The entire fleet of more than 120 buses in Harrisburg's Central Dauphin School District has been equipped with cameras to catch motorists who illegally pass stopped school buses.
The automated enforcement technology supplied by BusPatrol is designed to detect the license plates of vehicles that fail to stop for school buses and put children at risk. Video evidence is shared with local law enforcement for review before a citation is issued.
The programs will go live in December, following an education and public awareness campaign. The campaign seeks to educate motorists and learner drivers about school bus safety laws and teach school children how to get on and off the bus as safely as possible. This education will be ongoing once the program is live.
“The district is pleased to partner with BusPatrol to incorporate this safety initiative into our transportation system," said Shannon Leib, director of communications for Central Dauphin School District. "The safety of our students and bus drivers is our number one priority and this partnership is an added measure to achieving that goal.”
In October, Pennsylvania authorities reported more than 250 stop-arm violations in one day during Operation Safe Stop. In 2020, Allentown School District captured more than 200 illegal passings on just two school buses over a 47-day stop-arm study. This is equal to 2.18 violations per bus per day. The National Transportation Safety Board (NTSB) recommends the use of school bus photo enforcement to reduce the rate of illegal passings.
Jean Souliere, CEO and founder of BusPatrol, said that the safety initiative has made roads safer: "Every day, thousands of cars ignore school bus stop-arms and speed past school buses as children are stepping on and off. Sadly, this dangerous motorist behavior is only getting worse. Our safety programs combine education and enforcement to change driver behavior and ensure that all motorists know when to stop for the big yellow bus. In some communities, our programs have reduced the rate of illegal passing by up to 30% YoY."
Central Dauphin School District also will equip its buses with safety features at no cost to the district or taxpayers. The technology, installation, and maintenance are funded by violation revenue over a 5-year term.

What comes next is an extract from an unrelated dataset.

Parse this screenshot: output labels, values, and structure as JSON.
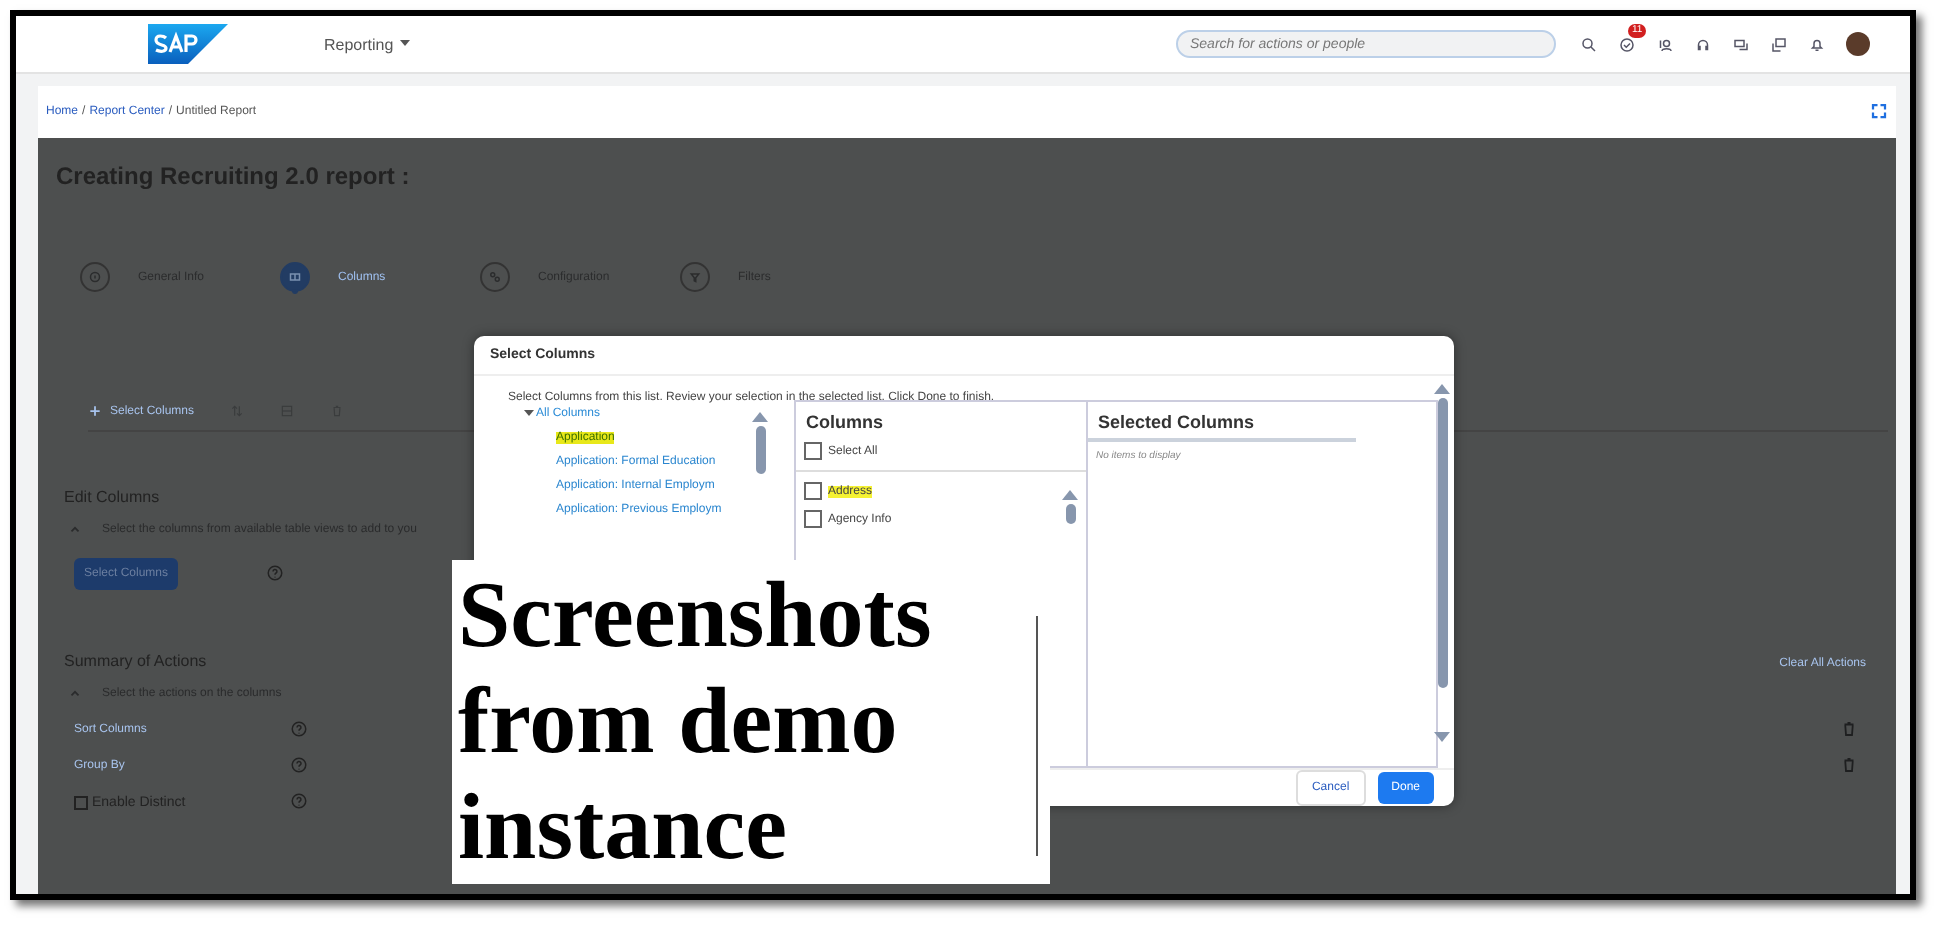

As stated by the Pennsylvania Department of Transportation, motorists must stop at least 10 feet away from school buses with red lights flashing and stop-arm extended. The penalty for a first-time violation is $300.